On Monday, acting IRS commissioner Dan Werfel and Treasury Inspector General J. Russell George said though there was not any evidence from the initial audit that IRS agents were ordered to target Tea Party and conservative organizations, they would continue to go where the facts take them to determine if an Obama administration official formally ordered the targeting.
Werfel and George were testifying before the House Appropriations Subcommittee on Financial Services and General Government as the embattled agency Werfel now leads is under fire for targeting conservative and Tea Party groups, as well as wasting taxpayer dollars on frivolous “team-building” videos and retreats.
In response to questions from Republicans like Reps. Hal Rogers (R-KY) and Ander Crenshaw (R-FL), Werfel vowed he would find out who ordered agents in Cincinnati to target conservatives and Tea Partiers.

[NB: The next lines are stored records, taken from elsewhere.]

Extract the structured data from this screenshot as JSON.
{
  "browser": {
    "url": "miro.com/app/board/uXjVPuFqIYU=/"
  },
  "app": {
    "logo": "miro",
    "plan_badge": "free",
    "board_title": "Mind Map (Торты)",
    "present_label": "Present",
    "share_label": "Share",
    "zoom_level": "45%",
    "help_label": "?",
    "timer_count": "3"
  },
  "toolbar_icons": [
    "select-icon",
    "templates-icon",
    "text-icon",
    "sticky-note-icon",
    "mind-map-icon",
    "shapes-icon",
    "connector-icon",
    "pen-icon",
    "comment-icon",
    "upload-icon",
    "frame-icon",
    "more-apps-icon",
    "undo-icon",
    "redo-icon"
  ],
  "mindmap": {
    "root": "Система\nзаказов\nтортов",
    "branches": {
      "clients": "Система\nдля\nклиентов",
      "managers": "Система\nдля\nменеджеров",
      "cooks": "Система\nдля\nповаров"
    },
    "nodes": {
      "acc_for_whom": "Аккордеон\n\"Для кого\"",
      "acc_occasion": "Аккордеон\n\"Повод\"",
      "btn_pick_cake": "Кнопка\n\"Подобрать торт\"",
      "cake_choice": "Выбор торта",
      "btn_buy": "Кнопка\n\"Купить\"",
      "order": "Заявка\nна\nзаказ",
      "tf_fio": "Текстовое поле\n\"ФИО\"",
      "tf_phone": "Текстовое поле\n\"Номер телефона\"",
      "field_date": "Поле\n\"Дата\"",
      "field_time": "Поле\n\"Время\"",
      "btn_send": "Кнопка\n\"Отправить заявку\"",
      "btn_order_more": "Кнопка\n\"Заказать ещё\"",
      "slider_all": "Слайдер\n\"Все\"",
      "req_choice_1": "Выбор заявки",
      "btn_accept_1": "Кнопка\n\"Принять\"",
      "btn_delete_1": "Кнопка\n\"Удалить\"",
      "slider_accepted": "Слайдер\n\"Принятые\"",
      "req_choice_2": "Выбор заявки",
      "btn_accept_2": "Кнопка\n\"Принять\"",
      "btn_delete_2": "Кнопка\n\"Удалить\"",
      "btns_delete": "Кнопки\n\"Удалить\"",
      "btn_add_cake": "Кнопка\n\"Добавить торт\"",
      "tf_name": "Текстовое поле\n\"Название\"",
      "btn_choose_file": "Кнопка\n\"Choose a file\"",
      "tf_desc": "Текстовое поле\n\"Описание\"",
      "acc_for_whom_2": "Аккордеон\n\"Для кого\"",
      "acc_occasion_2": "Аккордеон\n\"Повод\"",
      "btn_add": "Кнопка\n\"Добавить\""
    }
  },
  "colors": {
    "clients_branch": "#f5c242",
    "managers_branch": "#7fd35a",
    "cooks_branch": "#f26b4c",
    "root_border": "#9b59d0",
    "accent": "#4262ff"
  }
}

Rogers, Chairman of the Appropriations Committee, said he could not understand how two low-level employees could take out such actions on their own, saying that theory “does not hold water.” Crenshaw also said that in an “arrogant and absolute abuse of power,” the IRS singled out groups and individuals for extra scrutiny and agents “harassed” and “bullied” conservatives–and that it was time for the IRS to come clean. He also said it was unfathomable that IRS agents were targeting conservatives without being ordered to do so.
Rep. Nita Lowey (D-NY) and Jose Serrano (D-NY) asked George if he had specific evidence that indicated administration officials ordered the targeting of conservative and Tea Party groups. George emphasized that there was not evidence of that in this specific audit, but said he would continue to “review this matter” and go “where the facts take us.”
George said employees in Cincinnati refused to say who specifically ordered them to target conservatives in George’s initial audit; Werfel vowed to get to the bottom of who issued the order to those agents.
Over the weekend, it was revealed that an IRS employee in the Cincinnati office told Rep. Darrell Issa (R-CA) that orders to target conservatives came from officials in Washington, D.C.
Rogers, again, said it does not “seem reasonable” that the targeting occurred randomly. “We will not rest until someone gets us those answers,” he said.
Acknowledging that the IRS’s failures “undermined” the public’s trust, Werfel said people in the agency need to be held accountable and problems that led to the targeting needed to be fixed.
He also said he would work on the backlog of political cases because it was unacceptable that some groups have been waiting more than 500 days for their determination letters. The IRS is facing a lawsuit from Tea Party groups who sued the agency over the unfair targeting.
Obama named Werfel, a former White House budget official, to replace ousted acting IRS commissioner Steven Miller on May 16.